> EXTRACTED ENTRIES
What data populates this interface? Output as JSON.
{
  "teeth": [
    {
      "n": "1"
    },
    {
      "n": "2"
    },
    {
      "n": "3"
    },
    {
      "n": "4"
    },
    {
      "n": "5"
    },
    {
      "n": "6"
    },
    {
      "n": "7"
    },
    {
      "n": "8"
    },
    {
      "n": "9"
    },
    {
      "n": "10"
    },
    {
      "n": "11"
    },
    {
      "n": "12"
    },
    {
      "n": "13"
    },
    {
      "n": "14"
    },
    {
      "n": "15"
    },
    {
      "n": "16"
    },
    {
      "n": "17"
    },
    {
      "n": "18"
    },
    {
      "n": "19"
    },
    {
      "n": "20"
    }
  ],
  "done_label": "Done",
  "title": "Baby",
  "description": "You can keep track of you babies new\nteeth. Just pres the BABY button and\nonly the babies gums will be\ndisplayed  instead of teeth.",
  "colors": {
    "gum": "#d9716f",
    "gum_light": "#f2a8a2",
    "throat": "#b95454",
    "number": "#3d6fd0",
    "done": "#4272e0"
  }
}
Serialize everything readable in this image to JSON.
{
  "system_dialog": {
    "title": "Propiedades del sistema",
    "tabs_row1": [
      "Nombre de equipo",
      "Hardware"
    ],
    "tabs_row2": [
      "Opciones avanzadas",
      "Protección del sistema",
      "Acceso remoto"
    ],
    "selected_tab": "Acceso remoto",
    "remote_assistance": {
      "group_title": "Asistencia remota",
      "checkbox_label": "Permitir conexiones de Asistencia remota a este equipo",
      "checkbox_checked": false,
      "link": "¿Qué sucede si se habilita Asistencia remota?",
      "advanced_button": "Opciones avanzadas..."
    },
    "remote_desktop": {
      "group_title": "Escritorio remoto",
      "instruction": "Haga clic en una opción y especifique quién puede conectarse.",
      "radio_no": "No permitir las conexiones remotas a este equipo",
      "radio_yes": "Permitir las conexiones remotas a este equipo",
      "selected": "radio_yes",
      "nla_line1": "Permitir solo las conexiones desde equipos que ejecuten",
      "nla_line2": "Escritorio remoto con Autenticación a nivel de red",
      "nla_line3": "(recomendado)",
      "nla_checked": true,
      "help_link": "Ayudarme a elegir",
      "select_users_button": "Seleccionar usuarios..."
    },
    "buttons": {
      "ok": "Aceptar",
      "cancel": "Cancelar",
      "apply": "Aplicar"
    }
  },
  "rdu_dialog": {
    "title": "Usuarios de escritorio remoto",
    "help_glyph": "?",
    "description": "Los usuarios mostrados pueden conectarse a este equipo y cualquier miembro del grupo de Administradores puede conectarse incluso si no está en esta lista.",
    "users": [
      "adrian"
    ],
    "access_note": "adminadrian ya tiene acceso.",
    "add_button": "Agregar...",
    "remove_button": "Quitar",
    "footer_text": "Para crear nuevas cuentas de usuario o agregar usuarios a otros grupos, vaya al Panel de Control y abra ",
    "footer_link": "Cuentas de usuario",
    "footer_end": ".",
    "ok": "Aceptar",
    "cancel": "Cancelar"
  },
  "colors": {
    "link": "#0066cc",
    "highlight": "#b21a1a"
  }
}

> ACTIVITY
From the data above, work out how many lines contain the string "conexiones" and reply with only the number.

> SOLUTION BELOW
4